I am sympathetic to the story told by Joseph Rocha, who claims in a Washington Post opinion column that he was discharged from the Navy because he is gay, though he says he never told anyone. Rocha says his male colleagues concluded he was gay when he wouldn't laugh at their dirty jokes about women or visit prostitutes with them.
Gay service members have a point when they claim a double standard exists for heterosexuals and homosexuals regarding sexual behavior. Rocha also alleges cover-ups by higher-ups about male sexual assaults on lesbians and the pressure he says lesbians feel to keep quiet because by "telling" they could face discharge.
But we are beginning in the wrong place.
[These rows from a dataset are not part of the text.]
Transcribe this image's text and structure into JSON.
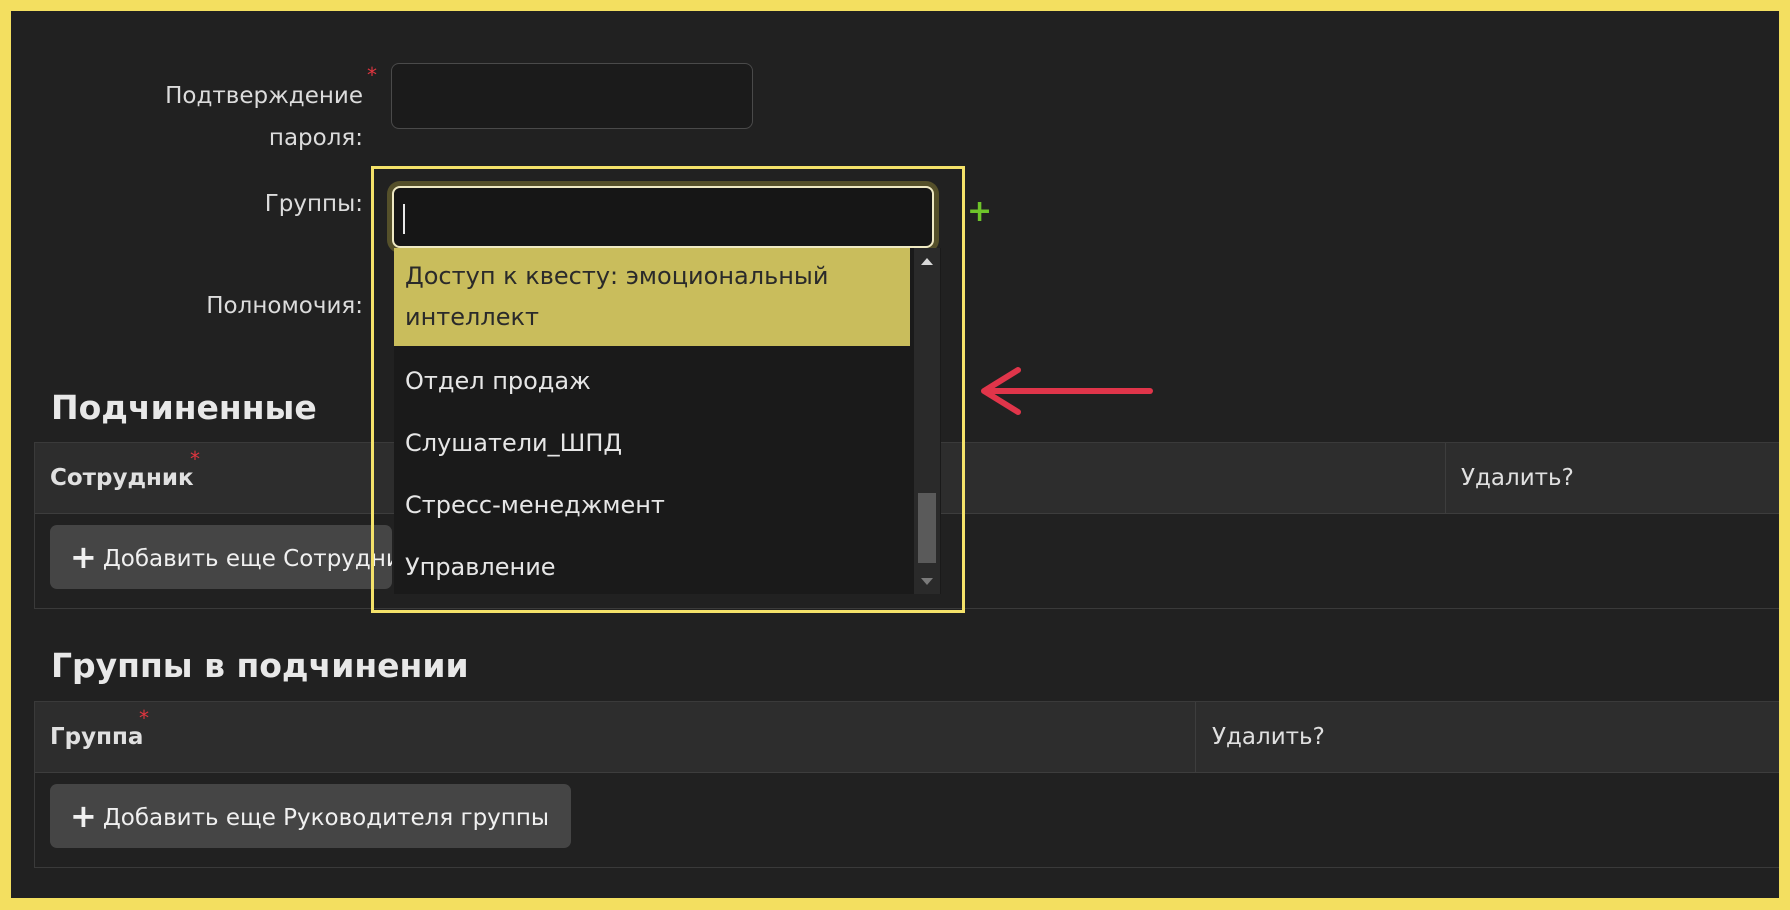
{
  "form": {
    "password_confirm_label_line1": "Подтверждение",
    "password_confirm_label_line2": "пароля:",
    "required_mark": "*",
    "groups_label": "Группы:",
    "permissions_label": "Полномочия:",
    "groups_search_value": "",
    "add_group_symbol": "+"
  },
  "groups_dropdown": {
    "options": [
      {
        "line1": "Доступ к квесту: эмоциональный",
        "line2": "интеллект",
        "selected": true
      },
      {
        "line1": "Отдел продаж"
      },
      {
        "line1": "Слушатели_ШПД"
      },
      {
        "line1": "Стресс-менеджмент"
      },
      {
        "line1": "Управление"
      }
    ]
  },
  "subordinates": {
    "title": "Подчиненные",
    "col_employee": "Сотрудник",
    "col_delete": "Удалить?",
    "add_button": "Добавить еще Сотрудника"
  },
  "subordinate_groups": {
    "title": "Группы в подчинении",
    "col_group": "Группа",
    "col_delete": "Удалить?",
    "add_button": "Добавить еще Руководителя группы"
  },
  "colors": {
    "highlight": "#f4e26a",
    "selected_option": "#c9bd5c",
    "arrow": "#e0354a",
    "required": "#e0353f",
    "add_icon": "#6ec42a"
  }
}
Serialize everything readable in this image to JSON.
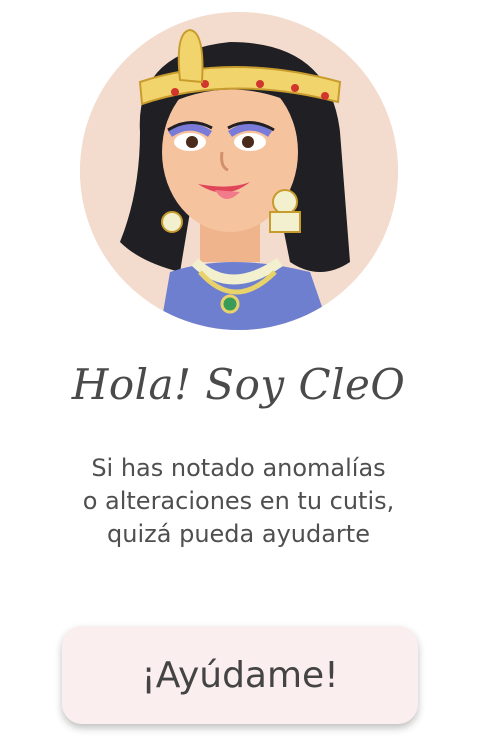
{
  "avatar": {
    "description_icon": "cleopatra-avatar-icon"
  },
  "greeting": {
    "title": "Hola! Soy CleO"
  },
  "intro": {
    "line1": "Si has notado anomalías",
    "line2": "o alteraciones en tu cutis,",
    "line3": "quizá pueda ayudarte"
  },
  "actions": {
    "help_label": "¡Ayúdame!"
  },
  "colors": {
    "button_bg": "#fbeeee",
    "text": "#4f4f4f",
    "avatar_bg": "#f3dccd"
  }
}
The place to start is whether citizens of this country, through their elected representatives and the military leaders named by them, have a right to determine what type of service members best serve the interests, safety and security of the United States. I contend we do. The military should not be a test lab. Pressure is building to put female sailors on submarines, along with gay, lesbian, bisexual and transgender people presumably. That many heterosexuals find homosexual behavior immoral and not conducive to unit cohesion is of no concern to the social wrecking crew.
What gay activists apparently don't care about is the effect reshaping the military in their image would have on our ability to fight and defend the country, which, after all, is the purpose of a military. If the armed services were open to all behaviors (as distinct from orientations), recruitment might become more difficult. Some of the services have recently struggled to meet their recruitment goals, though overall enlistment is up because of the economy.
At the Human Rights Campaign dinner last Saturday in Washington, President Obama said, "I will end 'don't ask, don't tell.'" He also pledged to bring an end to The Defense of Marriage Act (DOMA), which was passed by a Republican Congress and signed by Bill Clinton. Obama knows -- or should know -- that he does not have that power. He took an oath to faithfully execute the laws of the United States.
If Congress wants to repeal DOMA and change the military's behavioral codes, it can do so through new legislation. But that would put "Blue Dog" Democrats at risk of re-election, since they serve mostly conservative districts. They know their political careers would be over if they voted in favor of either gay marriage or for gays in the military.